Dataset records:
▼

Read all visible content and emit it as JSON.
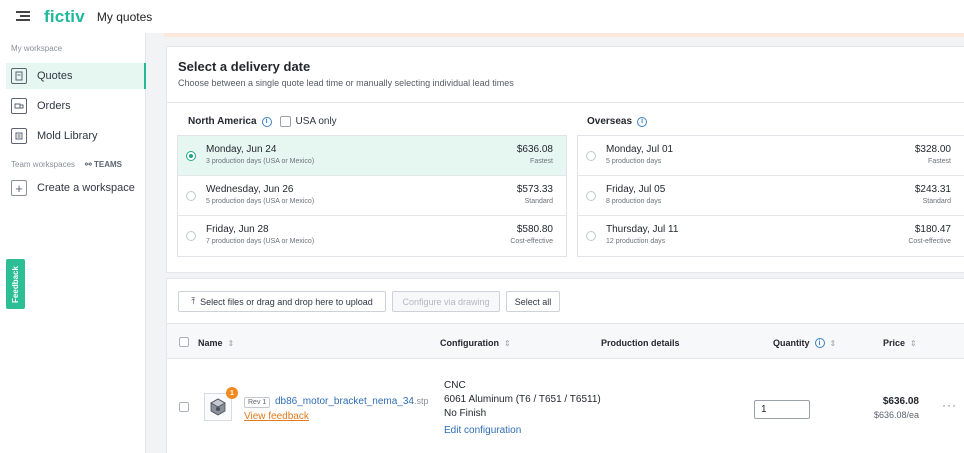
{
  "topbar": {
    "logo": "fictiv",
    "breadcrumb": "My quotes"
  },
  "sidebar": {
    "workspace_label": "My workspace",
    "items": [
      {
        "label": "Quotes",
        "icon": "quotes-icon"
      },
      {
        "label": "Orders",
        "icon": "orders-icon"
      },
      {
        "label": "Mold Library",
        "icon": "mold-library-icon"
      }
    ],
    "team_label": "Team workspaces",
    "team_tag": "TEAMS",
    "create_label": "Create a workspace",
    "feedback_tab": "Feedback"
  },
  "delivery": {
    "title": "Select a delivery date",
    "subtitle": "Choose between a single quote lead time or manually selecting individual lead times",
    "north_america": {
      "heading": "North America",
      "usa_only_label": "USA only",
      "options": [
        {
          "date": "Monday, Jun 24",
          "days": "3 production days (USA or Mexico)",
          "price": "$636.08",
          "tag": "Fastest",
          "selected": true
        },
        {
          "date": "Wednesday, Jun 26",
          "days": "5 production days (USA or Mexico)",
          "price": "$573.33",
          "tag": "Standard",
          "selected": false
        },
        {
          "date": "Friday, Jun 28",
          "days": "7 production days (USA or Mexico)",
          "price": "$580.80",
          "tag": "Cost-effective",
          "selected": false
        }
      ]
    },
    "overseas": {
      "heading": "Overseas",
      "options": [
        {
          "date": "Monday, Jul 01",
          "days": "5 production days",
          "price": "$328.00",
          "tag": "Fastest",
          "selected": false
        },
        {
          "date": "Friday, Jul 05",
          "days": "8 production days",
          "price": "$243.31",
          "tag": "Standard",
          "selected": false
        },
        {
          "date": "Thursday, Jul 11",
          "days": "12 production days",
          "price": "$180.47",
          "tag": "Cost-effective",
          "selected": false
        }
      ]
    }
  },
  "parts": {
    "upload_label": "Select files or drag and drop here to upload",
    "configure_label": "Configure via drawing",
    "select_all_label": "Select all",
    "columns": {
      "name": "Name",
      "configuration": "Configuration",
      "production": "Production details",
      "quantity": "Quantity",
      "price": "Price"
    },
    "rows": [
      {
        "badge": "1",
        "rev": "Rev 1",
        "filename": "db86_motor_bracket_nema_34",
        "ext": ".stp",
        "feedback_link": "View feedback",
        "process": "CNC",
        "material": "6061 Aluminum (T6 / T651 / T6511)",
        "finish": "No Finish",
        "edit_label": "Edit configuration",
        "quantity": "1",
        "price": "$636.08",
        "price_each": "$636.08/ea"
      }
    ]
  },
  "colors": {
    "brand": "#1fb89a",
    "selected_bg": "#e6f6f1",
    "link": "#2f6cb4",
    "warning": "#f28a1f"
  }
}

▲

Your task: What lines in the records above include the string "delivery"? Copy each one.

Answer space:
  "delivery": {
    "title": "Select a delivery date",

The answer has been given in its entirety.